Page and application data records:
=======

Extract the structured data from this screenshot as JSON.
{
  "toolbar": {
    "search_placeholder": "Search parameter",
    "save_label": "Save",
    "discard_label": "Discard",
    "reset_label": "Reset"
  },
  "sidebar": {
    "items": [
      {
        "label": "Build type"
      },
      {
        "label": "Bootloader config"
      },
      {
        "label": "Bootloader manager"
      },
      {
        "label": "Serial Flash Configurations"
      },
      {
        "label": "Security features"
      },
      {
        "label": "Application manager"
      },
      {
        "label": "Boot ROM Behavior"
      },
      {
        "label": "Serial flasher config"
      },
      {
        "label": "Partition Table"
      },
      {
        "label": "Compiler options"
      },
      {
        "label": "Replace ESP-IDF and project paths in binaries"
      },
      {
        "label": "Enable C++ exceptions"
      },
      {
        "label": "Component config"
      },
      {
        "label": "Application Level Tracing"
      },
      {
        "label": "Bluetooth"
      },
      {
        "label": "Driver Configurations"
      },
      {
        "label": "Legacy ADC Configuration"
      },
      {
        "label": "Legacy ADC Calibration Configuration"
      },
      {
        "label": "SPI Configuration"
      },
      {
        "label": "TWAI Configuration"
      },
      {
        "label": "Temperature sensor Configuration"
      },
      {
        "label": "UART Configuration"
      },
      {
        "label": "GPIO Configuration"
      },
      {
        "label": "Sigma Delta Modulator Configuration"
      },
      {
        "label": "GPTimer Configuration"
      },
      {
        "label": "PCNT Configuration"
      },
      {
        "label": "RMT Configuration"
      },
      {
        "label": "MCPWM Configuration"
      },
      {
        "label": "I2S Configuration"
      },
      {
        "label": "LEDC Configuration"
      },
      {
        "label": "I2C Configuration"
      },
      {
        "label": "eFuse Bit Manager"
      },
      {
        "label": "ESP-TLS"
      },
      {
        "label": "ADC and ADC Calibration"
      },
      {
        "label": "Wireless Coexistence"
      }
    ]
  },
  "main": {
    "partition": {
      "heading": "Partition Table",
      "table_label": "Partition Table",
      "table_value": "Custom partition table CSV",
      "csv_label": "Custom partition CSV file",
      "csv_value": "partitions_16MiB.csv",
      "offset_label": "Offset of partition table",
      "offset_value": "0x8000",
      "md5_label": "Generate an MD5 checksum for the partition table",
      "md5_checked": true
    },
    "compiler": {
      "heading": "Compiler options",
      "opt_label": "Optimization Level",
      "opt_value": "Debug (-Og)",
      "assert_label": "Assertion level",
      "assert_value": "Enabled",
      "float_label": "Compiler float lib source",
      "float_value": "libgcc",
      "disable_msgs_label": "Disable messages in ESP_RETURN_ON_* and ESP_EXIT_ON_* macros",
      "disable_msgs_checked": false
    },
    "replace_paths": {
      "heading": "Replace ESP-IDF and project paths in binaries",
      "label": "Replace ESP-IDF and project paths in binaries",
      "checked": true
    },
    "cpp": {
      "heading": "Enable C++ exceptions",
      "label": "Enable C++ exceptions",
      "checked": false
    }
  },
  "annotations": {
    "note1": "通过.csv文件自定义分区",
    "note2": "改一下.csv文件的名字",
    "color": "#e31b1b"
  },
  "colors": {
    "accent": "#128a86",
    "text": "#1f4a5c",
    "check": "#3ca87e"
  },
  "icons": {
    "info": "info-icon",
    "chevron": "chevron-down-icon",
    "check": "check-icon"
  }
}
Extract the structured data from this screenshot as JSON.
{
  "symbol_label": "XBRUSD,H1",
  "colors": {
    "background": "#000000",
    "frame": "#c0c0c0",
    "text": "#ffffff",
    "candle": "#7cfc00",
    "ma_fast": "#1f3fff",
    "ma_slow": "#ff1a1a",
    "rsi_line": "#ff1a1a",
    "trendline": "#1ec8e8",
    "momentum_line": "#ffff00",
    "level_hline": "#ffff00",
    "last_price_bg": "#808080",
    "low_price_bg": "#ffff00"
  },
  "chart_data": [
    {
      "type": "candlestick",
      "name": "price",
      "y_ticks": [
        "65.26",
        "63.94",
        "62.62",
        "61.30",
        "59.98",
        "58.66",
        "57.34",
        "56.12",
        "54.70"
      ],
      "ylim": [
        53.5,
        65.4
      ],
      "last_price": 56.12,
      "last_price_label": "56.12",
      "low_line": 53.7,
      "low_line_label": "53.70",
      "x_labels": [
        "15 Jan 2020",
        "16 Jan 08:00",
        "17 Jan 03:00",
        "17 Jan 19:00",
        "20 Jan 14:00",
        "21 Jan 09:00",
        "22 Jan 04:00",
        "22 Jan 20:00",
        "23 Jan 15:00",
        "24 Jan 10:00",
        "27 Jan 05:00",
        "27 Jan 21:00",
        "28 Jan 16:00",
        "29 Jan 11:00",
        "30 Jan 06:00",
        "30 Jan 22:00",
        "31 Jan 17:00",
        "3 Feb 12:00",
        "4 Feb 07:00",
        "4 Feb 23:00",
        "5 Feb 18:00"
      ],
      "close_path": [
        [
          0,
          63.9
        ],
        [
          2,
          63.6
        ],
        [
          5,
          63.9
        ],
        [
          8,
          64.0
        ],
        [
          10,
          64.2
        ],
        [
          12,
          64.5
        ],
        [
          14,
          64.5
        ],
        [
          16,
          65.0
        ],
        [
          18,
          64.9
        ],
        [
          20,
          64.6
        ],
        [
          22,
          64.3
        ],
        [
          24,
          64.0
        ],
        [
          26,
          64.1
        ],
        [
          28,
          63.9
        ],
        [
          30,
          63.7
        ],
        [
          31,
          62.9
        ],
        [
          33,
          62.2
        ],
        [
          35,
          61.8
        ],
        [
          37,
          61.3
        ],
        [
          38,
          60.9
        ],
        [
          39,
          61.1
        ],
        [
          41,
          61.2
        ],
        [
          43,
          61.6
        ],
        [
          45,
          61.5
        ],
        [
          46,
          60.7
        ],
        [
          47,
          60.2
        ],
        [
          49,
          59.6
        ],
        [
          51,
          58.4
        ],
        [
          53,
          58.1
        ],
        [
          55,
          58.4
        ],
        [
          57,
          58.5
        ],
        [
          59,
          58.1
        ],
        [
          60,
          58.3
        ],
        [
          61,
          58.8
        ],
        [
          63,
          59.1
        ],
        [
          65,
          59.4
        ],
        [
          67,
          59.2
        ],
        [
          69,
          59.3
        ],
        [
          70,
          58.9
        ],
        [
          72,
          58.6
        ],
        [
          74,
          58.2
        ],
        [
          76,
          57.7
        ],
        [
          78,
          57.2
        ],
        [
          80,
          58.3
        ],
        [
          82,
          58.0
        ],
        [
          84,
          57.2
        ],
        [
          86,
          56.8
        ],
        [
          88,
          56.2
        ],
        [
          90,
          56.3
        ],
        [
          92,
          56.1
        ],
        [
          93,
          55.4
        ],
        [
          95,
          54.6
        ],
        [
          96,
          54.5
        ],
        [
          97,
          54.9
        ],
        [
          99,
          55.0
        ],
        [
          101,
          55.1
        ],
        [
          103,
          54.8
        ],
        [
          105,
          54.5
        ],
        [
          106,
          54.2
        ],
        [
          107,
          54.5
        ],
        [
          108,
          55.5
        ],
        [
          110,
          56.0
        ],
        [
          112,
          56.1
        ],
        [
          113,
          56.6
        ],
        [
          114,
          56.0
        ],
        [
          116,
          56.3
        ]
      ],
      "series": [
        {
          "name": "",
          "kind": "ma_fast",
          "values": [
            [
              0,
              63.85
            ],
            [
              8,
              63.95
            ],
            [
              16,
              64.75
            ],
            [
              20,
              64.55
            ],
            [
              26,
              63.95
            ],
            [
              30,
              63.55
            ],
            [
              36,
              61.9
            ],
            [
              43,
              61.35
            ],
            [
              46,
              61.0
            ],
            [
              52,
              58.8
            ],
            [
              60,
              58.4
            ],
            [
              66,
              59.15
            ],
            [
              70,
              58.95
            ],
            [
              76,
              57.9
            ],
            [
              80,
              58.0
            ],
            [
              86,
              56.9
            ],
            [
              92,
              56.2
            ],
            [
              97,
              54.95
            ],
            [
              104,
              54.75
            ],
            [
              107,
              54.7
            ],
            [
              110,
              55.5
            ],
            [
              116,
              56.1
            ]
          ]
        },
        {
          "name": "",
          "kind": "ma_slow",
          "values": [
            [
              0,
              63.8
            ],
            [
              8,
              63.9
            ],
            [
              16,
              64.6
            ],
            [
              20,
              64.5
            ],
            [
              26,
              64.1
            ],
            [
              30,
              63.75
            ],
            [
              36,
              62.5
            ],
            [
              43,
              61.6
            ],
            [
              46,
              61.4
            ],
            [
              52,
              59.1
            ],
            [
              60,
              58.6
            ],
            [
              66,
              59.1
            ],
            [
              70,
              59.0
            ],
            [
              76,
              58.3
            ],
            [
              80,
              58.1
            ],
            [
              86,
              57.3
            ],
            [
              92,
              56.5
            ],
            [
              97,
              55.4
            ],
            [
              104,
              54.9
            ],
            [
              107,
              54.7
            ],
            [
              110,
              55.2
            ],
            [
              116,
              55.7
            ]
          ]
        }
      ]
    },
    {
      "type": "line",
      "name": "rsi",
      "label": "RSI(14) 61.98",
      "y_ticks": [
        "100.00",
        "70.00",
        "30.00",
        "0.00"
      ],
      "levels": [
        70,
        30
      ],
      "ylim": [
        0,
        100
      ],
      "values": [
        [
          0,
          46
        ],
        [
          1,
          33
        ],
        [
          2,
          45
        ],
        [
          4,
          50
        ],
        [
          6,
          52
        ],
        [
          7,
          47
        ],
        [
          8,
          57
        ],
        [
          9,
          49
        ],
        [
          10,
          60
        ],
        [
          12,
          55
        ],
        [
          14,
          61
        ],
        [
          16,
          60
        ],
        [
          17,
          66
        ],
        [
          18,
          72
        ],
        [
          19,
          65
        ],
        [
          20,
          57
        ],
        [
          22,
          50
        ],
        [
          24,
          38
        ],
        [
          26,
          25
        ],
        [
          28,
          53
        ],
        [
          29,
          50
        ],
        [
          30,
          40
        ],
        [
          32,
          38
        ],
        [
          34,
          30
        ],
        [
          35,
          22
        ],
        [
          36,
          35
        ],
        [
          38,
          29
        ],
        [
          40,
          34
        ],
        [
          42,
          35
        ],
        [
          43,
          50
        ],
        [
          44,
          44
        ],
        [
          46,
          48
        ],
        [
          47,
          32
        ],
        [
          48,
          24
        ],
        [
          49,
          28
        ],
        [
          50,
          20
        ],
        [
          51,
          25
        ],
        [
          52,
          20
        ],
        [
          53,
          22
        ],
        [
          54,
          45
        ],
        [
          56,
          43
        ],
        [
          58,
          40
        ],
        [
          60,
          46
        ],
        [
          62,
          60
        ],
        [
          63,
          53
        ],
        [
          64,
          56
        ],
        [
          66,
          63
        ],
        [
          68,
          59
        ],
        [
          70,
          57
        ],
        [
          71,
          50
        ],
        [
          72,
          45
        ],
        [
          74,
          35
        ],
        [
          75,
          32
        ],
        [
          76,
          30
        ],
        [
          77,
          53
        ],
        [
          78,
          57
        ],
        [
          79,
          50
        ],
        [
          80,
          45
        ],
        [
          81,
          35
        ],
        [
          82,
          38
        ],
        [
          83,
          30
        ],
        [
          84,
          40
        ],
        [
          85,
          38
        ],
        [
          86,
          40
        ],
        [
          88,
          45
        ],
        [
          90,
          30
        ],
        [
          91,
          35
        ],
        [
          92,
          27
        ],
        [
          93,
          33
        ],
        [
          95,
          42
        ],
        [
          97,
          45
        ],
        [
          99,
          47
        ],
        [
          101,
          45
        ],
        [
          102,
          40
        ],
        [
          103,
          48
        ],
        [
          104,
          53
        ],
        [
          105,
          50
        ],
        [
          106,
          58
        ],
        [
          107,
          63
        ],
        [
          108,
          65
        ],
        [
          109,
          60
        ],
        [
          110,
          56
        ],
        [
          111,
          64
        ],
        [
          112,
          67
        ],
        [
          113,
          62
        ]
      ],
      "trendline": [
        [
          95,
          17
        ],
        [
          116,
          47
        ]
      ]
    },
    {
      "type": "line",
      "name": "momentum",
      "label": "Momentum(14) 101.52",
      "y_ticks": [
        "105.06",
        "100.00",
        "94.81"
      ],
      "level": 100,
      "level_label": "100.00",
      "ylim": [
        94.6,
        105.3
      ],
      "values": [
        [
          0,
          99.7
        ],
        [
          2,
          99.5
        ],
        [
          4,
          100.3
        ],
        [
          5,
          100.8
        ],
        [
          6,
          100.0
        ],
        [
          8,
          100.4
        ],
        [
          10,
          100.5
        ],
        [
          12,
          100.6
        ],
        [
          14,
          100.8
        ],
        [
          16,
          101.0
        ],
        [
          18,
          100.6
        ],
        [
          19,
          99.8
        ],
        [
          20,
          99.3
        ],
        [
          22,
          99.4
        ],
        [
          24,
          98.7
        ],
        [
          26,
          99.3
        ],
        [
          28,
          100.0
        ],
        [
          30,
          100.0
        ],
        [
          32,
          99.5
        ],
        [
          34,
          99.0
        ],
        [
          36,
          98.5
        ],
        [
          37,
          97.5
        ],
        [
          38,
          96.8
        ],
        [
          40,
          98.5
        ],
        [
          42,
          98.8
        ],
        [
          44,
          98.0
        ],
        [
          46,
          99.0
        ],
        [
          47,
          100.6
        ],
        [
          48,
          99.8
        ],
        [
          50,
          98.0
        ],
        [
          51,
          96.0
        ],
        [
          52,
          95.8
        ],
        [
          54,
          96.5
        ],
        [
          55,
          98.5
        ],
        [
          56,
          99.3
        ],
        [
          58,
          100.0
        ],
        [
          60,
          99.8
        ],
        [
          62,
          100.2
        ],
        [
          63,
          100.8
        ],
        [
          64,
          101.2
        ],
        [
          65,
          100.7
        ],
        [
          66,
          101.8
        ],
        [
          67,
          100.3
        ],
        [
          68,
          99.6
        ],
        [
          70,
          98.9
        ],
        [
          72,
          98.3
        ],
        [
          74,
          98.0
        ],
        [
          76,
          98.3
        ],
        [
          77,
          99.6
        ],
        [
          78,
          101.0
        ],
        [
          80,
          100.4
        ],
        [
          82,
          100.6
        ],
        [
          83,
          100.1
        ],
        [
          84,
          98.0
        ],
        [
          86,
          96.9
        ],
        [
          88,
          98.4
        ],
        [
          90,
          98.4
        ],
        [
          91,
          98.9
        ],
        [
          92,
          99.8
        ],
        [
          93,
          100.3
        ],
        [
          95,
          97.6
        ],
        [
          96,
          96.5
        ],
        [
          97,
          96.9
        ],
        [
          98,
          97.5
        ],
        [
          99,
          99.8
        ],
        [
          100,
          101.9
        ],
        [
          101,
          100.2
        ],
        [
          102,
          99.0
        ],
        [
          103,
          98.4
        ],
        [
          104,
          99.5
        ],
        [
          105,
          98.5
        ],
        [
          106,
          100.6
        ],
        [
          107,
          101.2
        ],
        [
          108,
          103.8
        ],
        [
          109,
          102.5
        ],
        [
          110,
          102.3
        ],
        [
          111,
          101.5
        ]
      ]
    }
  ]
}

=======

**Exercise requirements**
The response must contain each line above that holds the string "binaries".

**Solved problem**
        "label": "Replace ESP-IDF and project paths in binaries"
      "heading": "Replace ESP-IDF and project paths in binaries",
      "label": "Replace ESP-IDF and project paths in binaries",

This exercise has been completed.